I really don’t have a problem with what Rev. Manskar writes. I would actually say I agree with him. My practice sometimes is a view prayer as something as just me talking to God. If I am honest, probably the dryness in my prayer life is where I move away from opening myself to God and letting that be the only thing that matters.
Still there’s something that bothers me:
If my wife or one of my children were ill in hospital with little hope from doctors, I would not be praying that God would change me.
OK, maybe it isn’t proper to say that I am asking God to change, but I would certainly want something to change. If I ended up losing someone I love, I can’t say that I would be praising God for the way I have been changed. I remember someone whose father had died when they were young who told me that she had grown has a person and been made stronger – but she’d rather have her father back.

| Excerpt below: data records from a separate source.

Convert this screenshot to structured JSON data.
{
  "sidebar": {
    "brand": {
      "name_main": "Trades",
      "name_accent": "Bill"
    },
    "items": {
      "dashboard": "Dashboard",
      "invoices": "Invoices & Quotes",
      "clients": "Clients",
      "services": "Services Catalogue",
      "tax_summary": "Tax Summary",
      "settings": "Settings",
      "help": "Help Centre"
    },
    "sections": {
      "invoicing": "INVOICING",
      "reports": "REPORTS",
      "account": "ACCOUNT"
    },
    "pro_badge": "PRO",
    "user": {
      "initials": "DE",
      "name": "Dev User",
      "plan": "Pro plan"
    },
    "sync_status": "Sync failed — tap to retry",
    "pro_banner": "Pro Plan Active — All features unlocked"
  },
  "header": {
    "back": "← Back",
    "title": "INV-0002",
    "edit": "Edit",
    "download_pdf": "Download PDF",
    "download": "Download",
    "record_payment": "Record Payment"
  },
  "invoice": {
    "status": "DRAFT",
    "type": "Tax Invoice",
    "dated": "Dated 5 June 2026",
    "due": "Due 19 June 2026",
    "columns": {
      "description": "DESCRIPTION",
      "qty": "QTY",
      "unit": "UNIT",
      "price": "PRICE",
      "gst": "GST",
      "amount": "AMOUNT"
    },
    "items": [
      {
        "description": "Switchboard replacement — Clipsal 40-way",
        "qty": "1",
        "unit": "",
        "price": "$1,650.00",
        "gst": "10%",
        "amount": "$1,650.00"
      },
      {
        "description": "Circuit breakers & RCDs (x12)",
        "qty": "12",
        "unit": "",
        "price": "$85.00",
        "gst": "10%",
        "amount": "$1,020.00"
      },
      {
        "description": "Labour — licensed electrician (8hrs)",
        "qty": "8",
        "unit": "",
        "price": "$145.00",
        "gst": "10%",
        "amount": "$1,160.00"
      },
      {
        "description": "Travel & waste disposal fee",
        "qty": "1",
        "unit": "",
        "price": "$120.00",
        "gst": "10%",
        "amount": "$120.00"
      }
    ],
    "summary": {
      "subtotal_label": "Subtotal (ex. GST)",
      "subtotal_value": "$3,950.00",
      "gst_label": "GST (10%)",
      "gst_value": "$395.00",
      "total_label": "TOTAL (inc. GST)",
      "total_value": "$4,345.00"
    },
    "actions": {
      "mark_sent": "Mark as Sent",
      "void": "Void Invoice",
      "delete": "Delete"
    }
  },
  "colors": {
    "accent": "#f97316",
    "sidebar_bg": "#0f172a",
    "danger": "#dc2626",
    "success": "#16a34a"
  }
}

I can’t help but feel that however right C.S. Lewis (and Rev. Manskar) are, I sometimes wonder if it’s a little bit of a downgrading of prayer to turn and say that the main point is for God’s love to poured into us. Not because I think that’s not sufficient, but I always hear this in the context of this Shadowlands story. There seems to be a little bit of, ‘Well, if the person we pray for isn’t healed, then really that’s not what prayer is about.’ It doesn’t seem to convey the ‘cheekiness’ of Abraham bargaining with God or Moses telling God not to destroy the Israelites.
There seems a bit of a need for balance. On the same day as I read the above, Eddie Arthur, being the bible translator that he is, writes about our word choice in talking about praying for others. Eddie’s point only overlaps with Rev. Manskar’s and as far as I am aware, the two don’t know each other. Eddie writes:
I’ve always been slightly uneasy about the statement that prayer changes things. As far as I can see, prayer doesn’t change things; God changes things in answer to the prayers. It might seem a bit of a picky thing to say, but it is important. God is Sovereign and he chooses to act in response to our prayers – it isn’t that our prayers have some sort of magic property in and of themselves to change things. I suppose there is a sense in which the act of praying does change the person doing the praying, but that is rather a special case.
I like what Eddie says as well. Does it have to negate what Rev. Manskar says? I would be interested in hearing from anyone else on their thoughts. Yes, I want a life overflowing with God’s healing love in my soul, but I also want to know that I can beat down the doors of heaven should someone I love be in trouble and not have to stop and think about how this will change me.